- **YOUR TASK**
Take every line from the records below that includes the word "Attribute".

┌──

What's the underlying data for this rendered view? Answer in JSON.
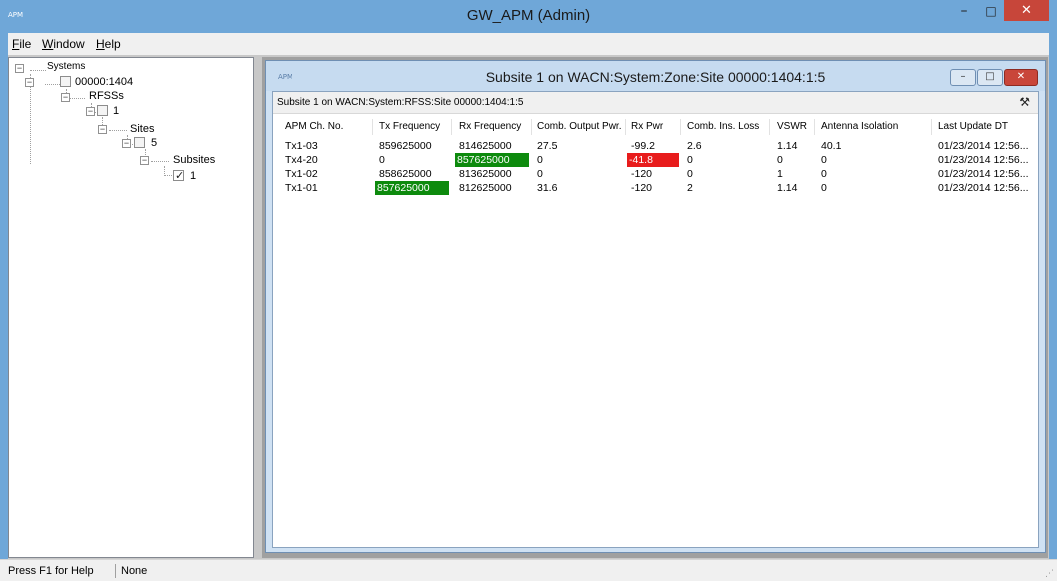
{
  "window": {
    "title": "GW_APM (Admin)",
    "app_icon": "apm-icon",
    "minimize_glyph": "–",
    "maximize_glyph": "□",
    "close_glyph": "✕"
  },
  "menu": {
    "items": [
      {
        "label": "File",
        "mnemonic": "F",
        "rest": "ile"
      },
      {
        "label": "Window",
        "mnemonic": "W",
        "rest": "indow"
      },
      {
        "label": "Help",
        "mnemonic": "H",
        "rest": "elp"
      }
    ]
  },
  "tree": {
    "systems": "Systems",
    "system_id": "00000:1404",
    "rfss": "RFSSs",
    "rfss_id": "1",
    "sites": "Sites",
    "site_id": "5",
    "subsites": "Subsites",
    "subsite_id": "1",
    "expander_glyph": "−"
  },
  "child": {
    "title": "Subsite 1 on WACN:System:Zone:Site 00000:1404:1:5",
    "subheader": "Subsite 1 on WACN:System:RFSS:Site 00000:1404:1:5",
    "tools_icon": "⚒",
    "min_glyph": "–",
    "max_glyph": "□",
    "close_glyph": "✕"
  },
  "grid": {
    "columns": [
      "APM Ch. No.",
      "Tx Frequency",
      "Rx Frequency",
      "Comb. Output Pwr.",
      "Rx Pwr",
      "Comb. Ins. Loss",
      "VSWR",
      "Antenna Isolation",
      "Last Update DT"
    ],
    "rows": [
      [
        "Tx1-03",
        "859625000",
        "814625000",
        "27.5",
        "-99.2",
        "2.6",
        "1.14",
        "40.1",
        "01/23/2014 12:56..."
      ],
      [
        "Tx4-20",
        "0",
        "857625000",
        "0",
        "-41.8",
        "0",
        "0",
        "0",
        "01/23/2014 12:56..."
      ],
      [
        "Tx1-02",
        "858625000",
        "813625000",
        "0",
        "-120",
        "0",
        "1",
        "0",
        "01/23/2014 12:56..."
      ],
      [
        "Tx1-01",
        "857625000",
        "812625000",
        "31.6",
        "-120",
        "2",
        "1.14",
        "0",
        "01/23/2014 12:56..."
      ]
    ],
    "highlights": {
      "green": "#0d8a0d",
      "red": "#e81c1c"
    }
  },
  "status": {
    "help": "Press F1 for Help",
    "state": "None",
    "grip": "⋰"
  }
}
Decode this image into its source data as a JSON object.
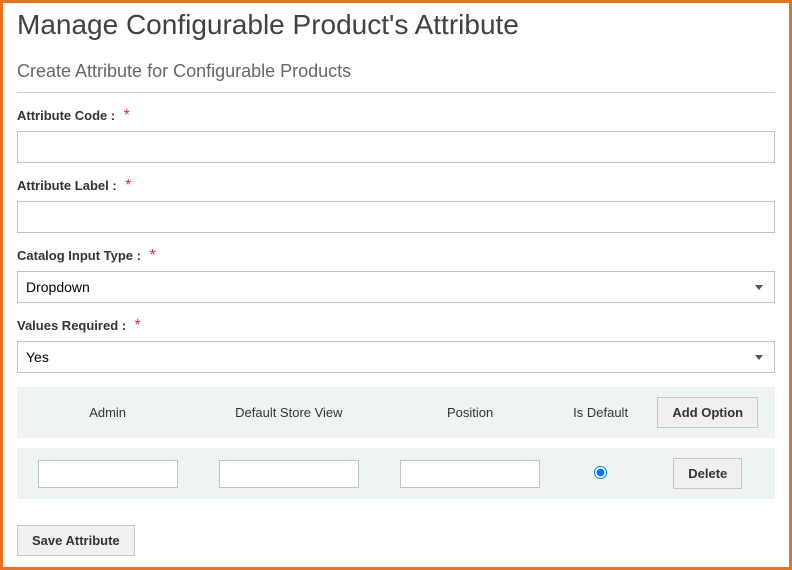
{
  "page_title": "Manage Configurable Product's Attribute",
  "sub_title": "Create Attribute for Configurable Products",
  "required_mark": "*",
  "fields": {
    "attr_code": {
      "label": "Attribute Code :",
      "value": ""
    },
    "attr_label": {
      "label": "Attribute Label :",
      "value": ""
    },
    "input_type": {
      "label": "Catalog Input Type :",
      "selected": "Dropdown"
    },
    "values_required": {
      "label": "Values Required :",
      "selected": "Yes"
    }
  },
  "options": {
    "headers": {
      "admin": "Admin",
      "store_view": "Default Store View",
      "position": "Position",
      "is_default": "Is Default"
    },
    "add_button": "Add Option",
    "delete_button": "Delete",
    "rows": [
      {
        "admin": "",
        "store_view": "",
        "position": "",
        "is_default": true
      }
    ]
  },
  "save_button": "Save Attribute"
}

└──

- **REPLY TO THE EXERCISE**
  "page_title": "Manage Configurable Product's Attribute",
  "sub_title": "Create Attribute for Configurable Products",
      "label": "Attribute Code :",
      "label": "Attribute Label :",
  "save_button": "Save Attribute"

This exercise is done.